Industrial Control Systems (ICS) and Supervisory Control And Data Acquisition (SCADA) networks control our most critical infrastructures. Power generation and distribution, industrial manufacturing, chemical refineries, oil rigs, large communication systems – any plant that relies on automation utilizes some sort of SCADA network.
Last month, InfraGard and the Secret Service held a ransomware summit in Dallas. Accudata’s Senior Assessment & Compliance Consultant Joe Juchniewicz attended, and I recently sat down with Joe to learn the key takeaways. Here’s Joe’s top 10:
- Don’t pay!!!!
- See if the attacker used an older version that has already been decrypted. See Kaspersky’s Ransomware Decryptor.
- If possible, try to review the ransomware code to see if the attacker mis-coded it and the decrypted key is in the message. See No More Ransom!
- Take all infected systems offline for cleanup or to restore images.

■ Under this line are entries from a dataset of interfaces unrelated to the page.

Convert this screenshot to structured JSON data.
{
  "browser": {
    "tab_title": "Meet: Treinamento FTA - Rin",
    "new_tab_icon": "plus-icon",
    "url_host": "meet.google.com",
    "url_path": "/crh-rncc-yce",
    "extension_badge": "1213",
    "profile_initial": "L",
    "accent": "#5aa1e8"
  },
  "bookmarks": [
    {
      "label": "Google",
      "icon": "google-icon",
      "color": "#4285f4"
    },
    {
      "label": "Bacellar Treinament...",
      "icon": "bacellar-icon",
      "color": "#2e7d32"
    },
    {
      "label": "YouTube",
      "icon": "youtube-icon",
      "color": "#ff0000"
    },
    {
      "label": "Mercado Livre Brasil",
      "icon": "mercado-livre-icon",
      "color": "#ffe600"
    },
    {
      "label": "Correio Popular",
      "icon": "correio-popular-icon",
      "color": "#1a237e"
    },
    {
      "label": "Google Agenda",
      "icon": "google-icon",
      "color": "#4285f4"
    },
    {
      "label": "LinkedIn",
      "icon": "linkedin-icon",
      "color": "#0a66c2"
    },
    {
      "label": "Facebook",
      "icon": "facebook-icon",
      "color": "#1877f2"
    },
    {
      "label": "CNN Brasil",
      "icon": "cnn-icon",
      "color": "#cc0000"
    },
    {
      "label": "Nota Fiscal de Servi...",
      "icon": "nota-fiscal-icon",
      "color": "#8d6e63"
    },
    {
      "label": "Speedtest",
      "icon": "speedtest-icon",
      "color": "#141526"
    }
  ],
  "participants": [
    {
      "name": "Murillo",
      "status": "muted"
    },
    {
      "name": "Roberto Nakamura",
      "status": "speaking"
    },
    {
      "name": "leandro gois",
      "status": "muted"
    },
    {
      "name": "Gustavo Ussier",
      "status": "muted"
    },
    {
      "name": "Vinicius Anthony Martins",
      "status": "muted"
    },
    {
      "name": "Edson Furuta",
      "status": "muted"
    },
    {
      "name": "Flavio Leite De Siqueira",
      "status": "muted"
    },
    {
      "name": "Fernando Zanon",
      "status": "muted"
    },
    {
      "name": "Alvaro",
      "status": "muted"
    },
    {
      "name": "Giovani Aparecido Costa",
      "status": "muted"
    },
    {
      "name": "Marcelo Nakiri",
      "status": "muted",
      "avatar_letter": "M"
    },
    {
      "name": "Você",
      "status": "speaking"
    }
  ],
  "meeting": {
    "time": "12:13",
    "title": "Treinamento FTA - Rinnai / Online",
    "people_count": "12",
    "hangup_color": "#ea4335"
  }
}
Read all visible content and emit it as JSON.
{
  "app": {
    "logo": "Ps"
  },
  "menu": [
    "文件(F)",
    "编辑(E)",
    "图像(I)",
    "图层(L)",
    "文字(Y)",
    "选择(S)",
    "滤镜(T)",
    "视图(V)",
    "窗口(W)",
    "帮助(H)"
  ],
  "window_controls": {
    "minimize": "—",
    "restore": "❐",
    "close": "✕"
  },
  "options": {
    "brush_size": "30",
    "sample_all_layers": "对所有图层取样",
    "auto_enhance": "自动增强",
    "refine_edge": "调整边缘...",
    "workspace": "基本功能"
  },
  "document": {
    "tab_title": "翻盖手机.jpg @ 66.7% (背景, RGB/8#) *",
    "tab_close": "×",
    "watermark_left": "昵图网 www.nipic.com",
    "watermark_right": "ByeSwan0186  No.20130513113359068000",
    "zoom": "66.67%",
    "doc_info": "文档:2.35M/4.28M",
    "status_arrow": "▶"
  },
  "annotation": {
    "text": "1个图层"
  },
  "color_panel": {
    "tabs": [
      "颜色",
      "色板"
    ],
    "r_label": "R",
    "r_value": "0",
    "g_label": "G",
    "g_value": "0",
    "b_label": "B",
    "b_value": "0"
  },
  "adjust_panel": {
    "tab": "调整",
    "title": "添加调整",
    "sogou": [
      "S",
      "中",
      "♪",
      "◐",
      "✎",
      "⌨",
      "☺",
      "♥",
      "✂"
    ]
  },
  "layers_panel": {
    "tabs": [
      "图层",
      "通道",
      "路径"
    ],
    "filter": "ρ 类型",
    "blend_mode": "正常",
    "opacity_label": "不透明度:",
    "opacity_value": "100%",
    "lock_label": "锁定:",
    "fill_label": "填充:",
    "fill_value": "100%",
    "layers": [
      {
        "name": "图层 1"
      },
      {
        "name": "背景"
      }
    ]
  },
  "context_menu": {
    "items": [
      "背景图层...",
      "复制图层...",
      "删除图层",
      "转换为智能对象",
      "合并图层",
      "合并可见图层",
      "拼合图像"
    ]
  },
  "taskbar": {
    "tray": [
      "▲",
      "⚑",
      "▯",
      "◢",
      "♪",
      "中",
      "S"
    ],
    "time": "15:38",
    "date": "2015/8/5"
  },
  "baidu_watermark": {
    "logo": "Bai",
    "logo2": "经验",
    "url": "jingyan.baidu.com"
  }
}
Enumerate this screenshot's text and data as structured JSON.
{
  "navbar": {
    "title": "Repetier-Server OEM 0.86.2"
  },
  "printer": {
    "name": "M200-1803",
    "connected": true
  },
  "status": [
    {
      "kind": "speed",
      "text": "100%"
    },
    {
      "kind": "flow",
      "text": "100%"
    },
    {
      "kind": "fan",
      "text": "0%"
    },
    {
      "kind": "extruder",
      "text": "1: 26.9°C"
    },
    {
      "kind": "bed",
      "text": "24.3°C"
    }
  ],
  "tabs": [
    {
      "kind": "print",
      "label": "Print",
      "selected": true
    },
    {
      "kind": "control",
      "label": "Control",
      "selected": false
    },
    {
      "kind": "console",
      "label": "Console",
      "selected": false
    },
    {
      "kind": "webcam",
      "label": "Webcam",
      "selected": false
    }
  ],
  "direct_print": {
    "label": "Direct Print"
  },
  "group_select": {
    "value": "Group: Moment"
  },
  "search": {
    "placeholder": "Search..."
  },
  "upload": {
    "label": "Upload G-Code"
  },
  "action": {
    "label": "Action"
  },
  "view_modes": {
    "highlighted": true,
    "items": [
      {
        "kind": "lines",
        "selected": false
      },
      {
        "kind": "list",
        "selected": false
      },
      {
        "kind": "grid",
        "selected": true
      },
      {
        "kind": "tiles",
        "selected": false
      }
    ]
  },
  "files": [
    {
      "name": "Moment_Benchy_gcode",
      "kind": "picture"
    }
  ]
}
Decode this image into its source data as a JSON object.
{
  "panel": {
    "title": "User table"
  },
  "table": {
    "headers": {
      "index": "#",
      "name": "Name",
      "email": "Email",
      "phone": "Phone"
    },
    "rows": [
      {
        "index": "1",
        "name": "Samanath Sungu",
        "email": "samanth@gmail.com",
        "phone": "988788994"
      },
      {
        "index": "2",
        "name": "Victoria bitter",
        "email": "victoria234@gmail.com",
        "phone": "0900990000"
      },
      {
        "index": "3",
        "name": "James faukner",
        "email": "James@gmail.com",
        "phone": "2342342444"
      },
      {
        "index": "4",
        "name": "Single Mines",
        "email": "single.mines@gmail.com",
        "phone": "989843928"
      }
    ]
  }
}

- Limit the use of Admin accounts within the environment. The use of a privileged identity management tool could assist in restricting administrator access.
- Use firewalls, Access Control Lists (ACLs), and VLANs to limit the movement of malware to other share systems/files within your network. In addition, institute the concept of least privilege for file, directory, and network share permissions.
- Make sure backups are performed on a regular basis and are properly secured. Use a third-party tool to assist in creating fast, but usable backups.
- Make sure your backups are good and stored off line. To check the integrity of the backups, try to reload random systems to ensure they load quickly and correctly.
- Educate your employees on not opening unknown emails or attachments.
- If needed, call in the authorities: Cyber Task Force, US Secret Service, Electronic Crimes Task Force, Internet Crime Complaint Center.